As I’d hoped, a number of friends emailed me with suggestions of superhero role models for girls. So many, in fact, that I’m going to have to set aside some time to organize it all before I post it – but it will be forthcoming. Unfortunately, most of the suggestions were for teen readers and older, which leaves the youngest girls waiting, but it was encouraging. Many, many thanks to those of you who reached out :o)
I’m listening to Peter Gabriel’s more recent album Up – one of his darker albums. I love these lyrics, from “Darkness,” which is a song that reminds me of early Peter Gabriel (the self-titled albums), mainly in the way he balances silence and sweetness with crashing noise – this sentence has gotten ridiculous, but here are the lyrics I love: “I have my fears / but they do not have me.”
I’ve gotten a few of my friends to start using Siri to dictate on their iPhones. (If you have an iPhone and there is a little microphone symbol on your keyboard, you can do this, too.) This means that now I get to enjoy other people’s dictation frustrations. Recently, from codename: Cordelia: “So it looks like my phone can do FaceTime? Not sure though – I pressed FaceTime on your contact and it started raining. I have no idea what that means though. Actually, it did not start raining, though that would have been quite an omen.” And from a friend who was giving me some personal advice: “Of course none of this is a moral issue or anything – I’m just thinking in terms of what would be most thanks traducing. Actually, thanks inducing is what I meant. Angst inducing!! My god, I’m beginning to think Siri doesn’t have an exit stencil bone in her body. OMG! She can’t even say exit stencil!”

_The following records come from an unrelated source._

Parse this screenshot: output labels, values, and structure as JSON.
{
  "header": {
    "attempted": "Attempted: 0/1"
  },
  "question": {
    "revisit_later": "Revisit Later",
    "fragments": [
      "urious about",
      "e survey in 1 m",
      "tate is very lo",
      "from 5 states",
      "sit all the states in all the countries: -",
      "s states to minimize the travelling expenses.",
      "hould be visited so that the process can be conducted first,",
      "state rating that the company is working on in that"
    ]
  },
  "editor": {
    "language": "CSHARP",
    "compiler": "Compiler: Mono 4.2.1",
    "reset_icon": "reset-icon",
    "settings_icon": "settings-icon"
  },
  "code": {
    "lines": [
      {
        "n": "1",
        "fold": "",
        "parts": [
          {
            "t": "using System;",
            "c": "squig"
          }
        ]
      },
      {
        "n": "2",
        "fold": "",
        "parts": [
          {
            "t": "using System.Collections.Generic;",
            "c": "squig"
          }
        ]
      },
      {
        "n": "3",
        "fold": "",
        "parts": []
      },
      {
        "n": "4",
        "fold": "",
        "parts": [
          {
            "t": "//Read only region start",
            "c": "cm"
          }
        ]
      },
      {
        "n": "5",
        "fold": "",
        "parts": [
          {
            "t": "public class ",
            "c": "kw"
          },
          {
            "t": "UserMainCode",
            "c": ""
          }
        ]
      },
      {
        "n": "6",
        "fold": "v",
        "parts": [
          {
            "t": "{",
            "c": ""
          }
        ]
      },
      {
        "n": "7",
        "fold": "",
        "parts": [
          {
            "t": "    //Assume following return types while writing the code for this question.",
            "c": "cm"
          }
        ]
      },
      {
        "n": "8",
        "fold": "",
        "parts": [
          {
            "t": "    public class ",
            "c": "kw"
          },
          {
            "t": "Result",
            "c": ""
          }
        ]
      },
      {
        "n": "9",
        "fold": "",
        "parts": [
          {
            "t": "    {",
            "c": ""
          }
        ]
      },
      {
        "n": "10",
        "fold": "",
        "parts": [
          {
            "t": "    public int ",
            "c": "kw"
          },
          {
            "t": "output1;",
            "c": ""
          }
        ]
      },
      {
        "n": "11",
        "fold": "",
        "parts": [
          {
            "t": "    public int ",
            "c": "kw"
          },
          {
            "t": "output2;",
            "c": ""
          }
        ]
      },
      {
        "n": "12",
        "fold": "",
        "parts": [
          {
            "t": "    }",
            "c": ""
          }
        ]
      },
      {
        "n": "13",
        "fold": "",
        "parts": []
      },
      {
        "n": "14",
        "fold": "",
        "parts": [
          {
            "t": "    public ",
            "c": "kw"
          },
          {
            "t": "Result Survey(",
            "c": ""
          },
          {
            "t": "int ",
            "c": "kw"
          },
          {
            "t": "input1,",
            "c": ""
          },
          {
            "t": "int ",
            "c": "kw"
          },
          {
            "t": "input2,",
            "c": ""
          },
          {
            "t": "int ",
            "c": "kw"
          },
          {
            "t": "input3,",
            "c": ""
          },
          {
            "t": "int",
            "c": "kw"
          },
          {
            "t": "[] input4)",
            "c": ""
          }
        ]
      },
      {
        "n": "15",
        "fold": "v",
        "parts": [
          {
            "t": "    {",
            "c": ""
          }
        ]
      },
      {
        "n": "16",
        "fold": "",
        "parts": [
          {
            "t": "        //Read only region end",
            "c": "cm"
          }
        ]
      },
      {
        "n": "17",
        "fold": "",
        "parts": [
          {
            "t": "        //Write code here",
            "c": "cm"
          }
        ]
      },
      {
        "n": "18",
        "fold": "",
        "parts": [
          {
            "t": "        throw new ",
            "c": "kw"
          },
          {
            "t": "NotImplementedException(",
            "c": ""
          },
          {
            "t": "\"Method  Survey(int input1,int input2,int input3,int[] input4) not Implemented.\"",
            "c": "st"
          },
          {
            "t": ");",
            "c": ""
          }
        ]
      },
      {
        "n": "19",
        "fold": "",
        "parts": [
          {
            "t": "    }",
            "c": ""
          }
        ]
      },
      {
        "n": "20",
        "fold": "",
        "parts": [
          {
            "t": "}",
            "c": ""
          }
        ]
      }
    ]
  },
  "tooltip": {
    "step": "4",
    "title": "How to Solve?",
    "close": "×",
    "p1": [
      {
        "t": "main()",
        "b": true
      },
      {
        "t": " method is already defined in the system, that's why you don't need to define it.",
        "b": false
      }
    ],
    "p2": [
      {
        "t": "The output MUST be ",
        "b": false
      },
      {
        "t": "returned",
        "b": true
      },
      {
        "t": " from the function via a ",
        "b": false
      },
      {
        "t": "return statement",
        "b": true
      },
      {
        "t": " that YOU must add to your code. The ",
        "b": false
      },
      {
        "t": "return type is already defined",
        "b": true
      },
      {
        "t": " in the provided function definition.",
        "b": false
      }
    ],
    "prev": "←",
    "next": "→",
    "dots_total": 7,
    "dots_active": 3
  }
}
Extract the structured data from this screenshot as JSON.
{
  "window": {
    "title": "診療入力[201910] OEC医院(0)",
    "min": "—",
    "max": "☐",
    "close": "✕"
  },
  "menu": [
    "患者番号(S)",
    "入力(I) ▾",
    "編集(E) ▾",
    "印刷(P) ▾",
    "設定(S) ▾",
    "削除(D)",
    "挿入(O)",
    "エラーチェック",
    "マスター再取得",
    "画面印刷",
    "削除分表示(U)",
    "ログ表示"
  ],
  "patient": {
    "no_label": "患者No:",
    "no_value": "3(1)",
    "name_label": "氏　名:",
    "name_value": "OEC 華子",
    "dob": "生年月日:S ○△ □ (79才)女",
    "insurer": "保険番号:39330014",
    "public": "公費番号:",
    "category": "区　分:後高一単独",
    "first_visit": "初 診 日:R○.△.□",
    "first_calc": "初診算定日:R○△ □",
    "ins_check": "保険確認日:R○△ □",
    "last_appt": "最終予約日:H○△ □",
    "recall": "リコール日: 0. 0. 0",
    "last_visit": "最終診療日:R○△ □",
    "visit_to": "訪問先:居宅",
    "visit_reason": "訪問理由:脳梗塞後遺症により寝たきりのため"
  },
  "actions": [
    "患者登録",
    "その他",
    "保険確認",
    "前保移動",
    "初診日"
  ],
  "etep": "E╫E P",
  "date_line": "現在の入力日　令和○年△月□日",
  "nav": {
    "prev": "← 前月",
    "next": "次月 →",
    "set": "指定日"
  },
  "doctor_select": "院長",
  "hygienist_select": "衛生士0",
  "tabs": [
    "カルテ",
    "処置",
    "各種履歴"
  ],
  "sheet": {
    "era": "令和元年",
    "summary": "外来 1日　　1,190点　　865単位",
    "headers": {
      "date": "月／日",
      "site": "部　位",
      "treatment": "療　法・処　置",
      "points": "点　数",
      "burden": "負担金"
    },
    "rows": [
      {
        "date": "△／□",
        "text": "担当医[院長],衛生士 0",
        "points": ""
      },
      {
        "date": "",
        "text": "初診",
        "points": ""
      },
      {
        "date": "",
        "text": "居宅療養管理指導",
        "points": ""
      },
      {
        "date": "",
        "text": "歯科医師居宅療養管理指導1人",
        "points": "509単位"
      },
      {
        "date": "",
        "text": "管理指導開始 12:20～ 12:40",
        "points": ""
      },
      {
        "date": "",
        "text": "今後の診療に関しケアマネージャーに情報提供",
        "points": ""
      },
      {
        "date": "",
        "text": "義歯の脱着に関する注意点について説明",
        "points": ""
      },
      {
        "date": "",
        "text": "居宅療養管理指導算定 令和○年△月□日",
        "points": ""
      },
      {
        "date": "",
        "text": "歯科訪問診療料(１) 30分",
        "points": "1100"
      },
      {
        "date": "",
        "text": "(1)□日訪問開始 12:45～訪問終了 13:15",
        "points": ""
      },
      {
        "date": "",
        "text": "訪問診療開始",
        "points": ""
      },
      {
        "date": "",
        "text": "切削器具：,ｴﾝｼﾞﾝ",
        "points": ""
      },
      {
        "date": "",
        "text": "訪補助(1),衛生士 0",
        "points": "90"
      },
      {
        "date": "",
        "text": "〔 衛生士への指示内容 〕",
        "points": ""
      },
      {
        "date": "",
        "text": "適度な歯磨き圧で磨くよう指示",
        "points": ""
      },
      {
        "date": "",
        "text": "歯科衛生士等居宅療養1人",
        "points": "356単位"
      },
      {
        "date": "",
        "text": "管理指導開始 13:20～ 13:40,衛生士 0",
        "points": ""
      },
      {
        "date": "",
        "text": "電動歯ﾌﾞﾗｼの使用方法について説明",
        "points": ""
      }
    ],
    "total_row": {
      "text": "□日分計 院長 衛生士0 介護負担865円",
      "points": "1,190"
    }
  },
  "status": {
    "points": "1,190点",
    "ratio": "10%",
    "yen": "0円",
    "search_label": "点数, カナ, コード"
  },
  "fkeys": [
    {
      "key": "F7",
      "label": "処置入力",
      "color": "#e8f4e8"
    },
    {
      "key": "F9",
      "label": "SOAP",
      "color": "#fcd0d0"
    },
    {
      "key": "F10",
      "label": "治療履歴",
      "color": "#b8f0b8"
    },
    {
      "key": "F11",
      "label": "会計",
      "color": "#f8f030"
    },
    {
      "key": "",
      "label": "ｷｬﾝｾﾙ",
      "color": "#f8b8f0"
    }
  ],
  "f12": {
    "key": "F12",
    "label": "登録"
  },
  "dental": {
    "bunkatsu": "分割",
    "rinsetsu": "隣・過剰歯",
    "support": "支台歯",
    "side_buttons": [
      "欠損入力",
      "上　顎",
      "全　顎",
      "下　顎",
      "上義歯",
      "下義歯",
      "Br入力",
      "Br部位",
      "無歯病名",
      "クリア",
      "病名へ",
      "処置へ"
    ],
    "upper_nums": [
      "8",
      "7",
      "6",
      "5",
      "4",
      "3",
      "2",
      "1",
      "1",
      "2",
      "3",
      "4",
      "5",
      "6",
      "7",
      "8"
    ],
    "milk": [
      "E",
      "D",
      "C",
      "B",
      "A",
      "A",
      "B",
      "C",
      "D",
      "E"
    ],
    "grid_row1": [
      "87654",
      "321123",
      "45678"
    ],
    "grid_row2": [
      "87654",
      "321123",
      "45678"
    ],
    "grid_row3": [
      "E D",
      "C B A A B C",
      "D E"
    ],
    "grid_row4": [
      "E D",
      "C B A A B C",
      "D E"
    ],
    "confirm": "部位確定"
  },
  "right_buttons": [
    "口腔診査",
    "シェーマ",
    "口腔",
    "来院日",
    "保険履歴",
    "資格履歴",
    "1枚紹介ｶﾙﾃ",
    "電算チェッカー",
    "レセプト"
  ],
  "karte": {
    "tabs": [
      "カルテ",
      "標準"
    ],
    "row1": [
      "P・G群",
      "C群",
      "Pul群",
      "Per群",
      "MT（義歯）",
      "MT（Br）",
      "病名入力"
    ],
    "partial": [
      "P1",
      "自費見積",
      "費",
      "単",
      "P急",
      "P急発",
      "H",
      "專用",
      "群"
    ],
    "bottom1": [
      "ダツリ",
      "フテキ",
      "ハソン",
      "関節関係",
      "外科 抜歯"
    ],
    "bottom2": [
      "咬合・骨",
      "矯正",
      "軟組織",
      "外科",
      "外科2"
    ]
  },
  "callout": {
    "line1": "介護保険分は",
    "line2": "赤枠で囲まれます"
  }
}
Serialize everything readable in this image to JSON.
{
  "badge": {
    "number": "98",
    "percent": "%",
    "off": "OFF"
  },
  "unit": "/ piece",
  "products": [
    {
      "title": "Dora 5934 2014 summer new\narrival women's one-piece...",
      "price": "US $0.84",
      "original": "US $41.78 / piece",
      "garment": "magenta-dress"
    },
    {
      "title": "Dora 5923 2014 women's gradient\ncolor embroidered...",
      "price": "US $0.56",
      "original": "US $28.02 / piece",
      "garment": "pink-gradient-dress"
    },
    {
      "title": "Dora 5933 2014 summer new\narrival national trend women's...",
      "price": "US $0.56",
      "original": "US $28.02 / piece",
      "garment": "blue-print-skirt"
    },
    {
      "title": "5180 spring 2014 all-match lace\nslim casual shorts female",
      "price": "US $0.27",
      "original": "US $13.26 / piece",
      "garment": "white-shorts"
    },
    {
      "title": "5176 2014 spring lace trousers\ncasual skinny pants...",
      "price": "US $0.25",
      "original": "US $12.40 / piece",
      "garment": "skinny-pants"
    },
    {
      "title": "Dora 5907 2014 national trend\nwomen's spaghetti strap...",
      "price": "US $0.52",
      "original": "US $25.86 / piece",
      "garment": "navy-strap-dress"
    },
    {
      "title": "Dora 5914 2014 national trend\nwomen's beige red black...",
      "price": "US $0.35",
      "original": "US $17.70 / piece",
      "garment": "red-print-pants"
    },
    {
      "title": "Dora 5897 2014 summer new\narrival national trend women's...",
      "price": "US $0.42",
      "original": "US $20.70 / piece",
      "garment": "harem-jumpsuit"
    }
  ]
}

While I’m at xoJane, I like Lesley Kinzel‘s article, “Dirty Dancing Is a Subversive Masterpiece and Here are Four Reasons Why.” Probably the most touching moment for me in this movie, which I can recite practically from heart, is when Baby confronts her father after All the Stuff has happened. She tells him that she’s sorry she lied to him – but he lied to her, too. “You told me everyone was alike and deserved a fair break,” she says. “But you meant everyone who was like you. You told me you wanted me to change the world, to make it better. But you meant by becoming a lawyer or an economist and marrying someone from Harvard…. I’m sorry I let you down. I’m so sorry, Daddy. But you let me down too.” They’re both crying, and you can tell that he (played by the magnificent Jerry Orbach) is listening, and hearing what she’s saying. Perhaps because I also have a father who listens and hears, I have always loved the father/daughter relationship in this movie. *sniff* Oh, and just so you don’t get the wrong idea about my father, if he had ever suggested to young me that being rich or having social status mattered, I would’ve bundled him into the car and taken him to the hospital, convinced he’d developed a brain tumor.